Your Environment Update for June 25, 2015

  • Fresh broccoli at a farmstand in Kutztown, Pennsylvania. Photo: egrodziak via Flickr

In this week’s Environment Update: Shell clears the air quality permit hurdle for its new ethane cracker, what the California drought means for Great Lakes farmers, and what one environmental group is saying about Pennsylvania's poor record of investigating fracking-related health complaints.

Health Department Called Out Over Fracking Complaints

The environmental group Food and Water Watch says the Pennsylvania Department of Health isn’t doing all it could when it comes to investigating fracking-related health complaints. The group examined four years of records between 2011 and 2015 and found 86 fracking-related complaints.

Linda Headley of Fayette County filed one of the complaints. She says that when drilling started near her home, she and her son started getting sick. So she called the health department, but they only documented some of their health problems.

“I was diagnosed with chemically-induced asthma. They did not put that my son has stomach cramps, he gets rashes, nosebleeds,” Headley says.

Headley says the health department records also got a lot of facts wrong. For one, the records say the Department of Environmental Protection did air sampling near her property. Headley says that never happened.

The health department records don’t prove a connection between drilling activities and illness. But Scott Edwards of Food and Water Watch says they do show that the health department did not properly respond to the complaints.

“Instead of going out there and doing a proper investigation into these complaints, most people mostly got a ‘Thank you for calling, you should go see your doctor,’ or ‘Have you called the DEP and asked them to go out and do some testing?'" Edwards says.

A spokesperson for the health department told the Pittsburgh Post Gazette that the department is "committed to thoroughly investigating every environmental health complaint the department receives." The department says it is also reviewing its protocol.

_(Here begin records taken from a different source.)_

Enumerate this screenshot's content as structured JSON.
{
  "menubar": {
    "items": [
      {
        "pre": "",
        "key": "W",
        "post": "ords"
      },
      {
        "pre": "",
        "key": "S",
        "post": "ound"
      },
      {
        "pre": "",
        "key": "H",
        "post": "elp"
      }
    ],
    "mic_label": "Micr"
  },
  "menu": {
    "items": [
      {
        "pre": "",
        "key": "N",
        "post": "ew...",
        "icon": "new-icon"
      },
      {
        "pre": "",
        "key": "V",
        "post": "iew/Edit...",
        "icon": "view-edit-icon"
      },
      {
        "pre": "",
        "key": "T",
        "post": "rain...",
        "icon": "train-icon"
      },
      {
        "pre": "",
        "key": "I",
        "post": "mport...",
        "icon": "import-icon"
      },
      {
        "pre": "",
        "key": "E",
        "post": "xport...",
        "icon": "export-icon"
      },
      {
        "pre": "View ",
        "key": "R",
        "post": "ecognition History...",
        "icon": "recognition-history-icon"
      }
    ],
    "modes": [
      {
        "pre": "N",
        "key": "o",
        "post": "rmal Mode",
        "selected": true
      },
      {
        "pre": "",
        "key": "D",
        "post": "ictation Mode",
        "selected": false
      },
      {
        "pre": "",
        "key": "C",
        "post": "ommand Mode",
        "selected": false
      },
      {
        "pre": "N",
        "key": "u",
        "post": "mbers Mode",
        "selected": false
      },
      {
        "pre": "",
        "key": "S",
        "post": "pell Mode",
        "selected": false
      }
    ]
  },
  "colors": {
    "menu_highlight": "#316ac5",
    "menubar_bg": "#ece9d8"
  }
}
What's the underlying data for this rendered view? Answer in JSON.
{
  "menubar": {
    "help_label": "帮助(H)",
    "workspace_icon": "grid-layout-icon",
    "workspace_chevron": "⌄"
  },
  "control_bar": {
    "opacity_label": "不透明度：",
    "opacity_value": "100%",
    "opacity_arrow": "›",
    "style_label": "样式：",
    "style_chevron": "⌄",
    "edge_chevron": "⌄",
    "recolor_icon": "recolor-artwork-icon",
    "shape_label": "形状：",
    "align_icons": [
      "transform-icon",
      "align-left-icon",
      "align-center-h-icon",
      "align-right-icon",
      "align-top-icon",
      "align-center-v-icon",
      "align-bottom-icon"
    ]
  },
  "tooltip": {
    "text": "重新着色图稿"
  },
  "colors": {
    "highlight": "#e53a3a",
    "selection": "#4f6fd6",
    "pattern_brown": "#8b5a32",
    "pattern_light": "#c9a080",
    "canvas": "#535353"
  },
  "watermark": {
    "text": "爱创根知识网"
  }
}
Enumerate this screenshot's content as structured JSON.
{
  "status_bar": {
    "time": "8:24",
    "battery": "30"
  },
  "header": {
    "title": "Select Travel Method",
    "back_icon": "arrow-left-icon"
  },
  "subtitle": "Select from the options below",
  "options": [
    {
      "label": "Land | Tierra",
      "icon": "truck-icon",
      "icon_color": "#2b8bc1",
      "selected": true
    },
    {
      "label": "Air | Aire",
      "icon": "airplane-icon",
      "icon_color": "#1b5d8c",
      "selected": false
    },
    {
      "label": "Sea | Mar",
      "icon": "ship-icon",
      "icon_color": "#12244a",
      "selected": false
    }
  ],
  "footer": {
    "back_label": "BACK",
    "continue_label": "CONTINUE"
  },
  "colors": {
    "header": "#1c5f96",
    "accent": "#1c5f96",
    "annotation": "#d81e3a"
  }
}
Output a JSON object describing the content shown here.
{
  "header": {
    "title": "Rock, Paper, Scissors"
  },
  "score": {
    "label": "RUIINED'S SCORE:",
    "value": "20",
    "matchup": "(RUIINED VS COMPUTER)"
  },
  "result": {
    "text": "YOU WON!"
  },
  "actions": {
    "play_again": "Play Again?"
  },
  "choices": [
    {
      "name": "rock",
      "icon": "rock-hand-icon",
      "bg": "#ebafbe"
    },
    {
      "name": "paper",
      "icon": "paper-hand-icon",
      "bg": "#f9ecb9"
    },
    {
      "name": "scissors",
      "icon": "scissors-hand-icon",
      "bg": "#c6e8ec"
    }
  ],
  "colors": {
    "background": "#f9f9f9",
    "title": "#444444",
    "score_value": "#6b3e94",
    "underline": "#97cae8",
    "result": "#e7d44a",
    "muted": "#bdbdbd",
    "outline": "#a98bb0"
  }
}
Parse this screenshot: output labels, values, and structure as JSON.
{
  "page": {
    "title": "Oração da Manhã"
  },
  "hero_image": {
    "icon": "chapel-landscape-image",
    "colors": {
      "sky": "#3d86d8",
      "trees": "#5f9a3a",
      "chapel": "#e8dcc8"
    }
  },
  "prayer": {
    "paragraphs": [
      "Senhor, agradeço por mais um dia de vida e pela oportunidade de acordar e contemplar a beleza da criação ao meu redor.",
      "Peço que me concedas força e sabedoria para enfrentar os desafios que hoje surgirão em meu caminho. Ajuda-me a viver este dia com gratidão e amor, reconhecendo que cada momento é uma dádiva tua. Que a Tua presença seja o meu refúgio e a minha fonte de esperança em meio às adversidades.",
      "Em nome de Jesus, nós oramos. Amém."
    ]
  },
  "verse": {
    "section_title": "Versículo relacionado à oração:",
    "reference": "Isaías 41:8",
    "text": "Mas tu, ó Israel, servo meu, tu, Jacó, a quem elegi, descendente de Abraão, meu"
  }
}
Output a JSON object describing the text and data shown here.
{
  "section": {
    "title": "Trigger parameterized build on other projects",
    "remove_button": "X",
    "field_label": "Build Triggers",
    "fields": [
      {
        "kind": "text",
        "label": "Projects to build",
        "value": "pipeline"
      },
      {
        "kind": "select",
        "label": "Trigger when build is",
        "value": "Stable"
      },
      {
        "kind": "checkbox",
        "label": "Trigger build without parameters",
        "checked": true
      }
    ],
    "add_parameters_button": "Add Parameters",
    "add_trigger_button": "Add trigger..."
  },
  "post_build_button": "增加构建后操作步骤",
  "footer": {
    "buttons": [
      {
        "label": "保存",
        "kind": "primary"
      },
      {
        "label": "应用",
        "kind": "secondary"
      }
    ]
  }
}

Shell Closer to Building Ethane Cracker

Check one more box off the list for Shell’s proposed plan to build an ethane cracker near Pittsburgh. The company got several environmental permits from the state this week, including the all-important air quality permit.

An ethane cracker takes natural gas and breaks it up into smaller molecules that are used to make plastics. The company says the permits were a big milestone, especially the air quality permit.

John Poister, a spokesman for the Department of Environmental Protection, says Pittsburgh’s air already falls below federal clean air guidelines. So Shell has to meet strict pollution controls to ensure the region’s air doesn’t get any worse.

“They have to show that the public would not be exposed to undue risks from any potential emissions from the plant,” Poister says.

To do this the company has to buy pollution reduction credits. Joseph Minott of the Clean Air Council says these are important, but that the DEP could have done more.

“This doesn't change the fact that this is a humongous pollution source and is going to have an impact on that community,” Minott says.

Minott says the DEP could have made Shell monitor for pollution in the neighborhood around the plant. Local officials in Beaver County, where the plant would be built, have expressed support for the plan.

Now the decision over whether to build the cracker is in Shell's hands. The company says it hasn’t made that decision yet.

Reporting by Reid Frazier

California Drought Gives a Boost to Great Lakes Farmers

The ongoing drought in California is starting to mean more business for farmers around the Great Lakes. In New York, broccoli farmers lost their business to California 30 years ago. Now, they’re being asked to fill the void. And  some agricultural experts say the water restrictions out west are reducing milk production—which also looks to be increasing the market for milk producers in Pennsylvania, Michigan and Wisconsin.

Reporting by Julie Grant